In my mom’s neighborhood, it is not unusual for teenaged “Trick-or-Treaters” to ring her bell after 9:00pm, cigarettes in hand, not a costume in sight. No matter how appropriate you think it is for teens to participate in an childhood tradition, that’s not. If you are old enough to smoke, you are too old for free candy.
None of your teens would do that; nor would mine. They are decent non-smoking kids who would wear a costume and remember to say thank you. Yet they are still bigger than my mom, and look scarier traveling in a rowdy pack, even if the rowdiness is just happiness spilling over.
I am not telling you to keep your big kids home. (Although, I’m not opposed to that, either.)
I am asking you, if you have elderly relatives or neighbors, to stop by after the little children are done for the night. Maybe invite them over, or just ask, “Are you okay tonight?” Obviously, don’t incite fear if it’s not there, but don’t ignore it if it is.
If you are not near enough to be there physically, call them on the phone. Ask if they’ve had many visitors. Ask what they thought of the costumes. Let them know they are not alone.
I’m also asking that you remind your older children that being extra-polite makes a big difference. Walking on the sidewalk rather than trampling through a garden says, “I respect you and your property. I’m not a hooligan.” Letting smaller children have the right of way says, “A piece of candy is not worth trampling a toddler. I’m a nice, goofy kid.”
Mostly, remind them that this is a holiday for children. Children go to bed early. Trick-or-treating should not last all night; when the families are done for the night, then it is over.
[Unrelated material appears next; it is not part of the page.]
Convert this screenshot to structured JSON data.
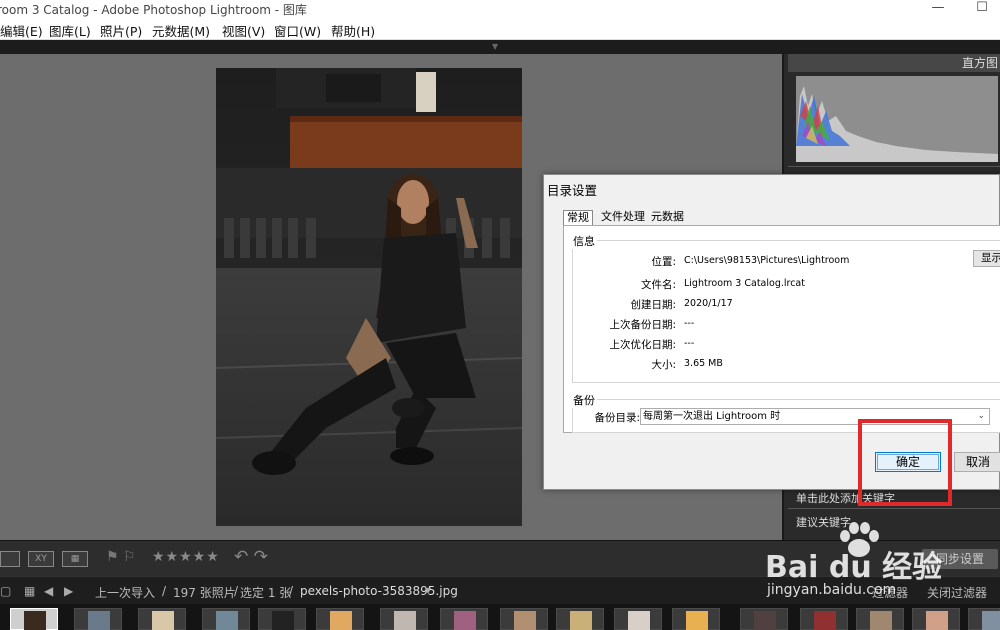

Invite them back to your house for pizza and a scary movie (or a not-scary movie) if they (and you) want the fun to continue.
On behalf of my mom, and others like her, thank you, and enjoy the candy!
I would not usually ask this, but please share or tweet this or even just mention to your friends that this would be a good time to reach out to your elderly (or single lady) neighbors, who may not enjoy this night as much as your children do. Thank you!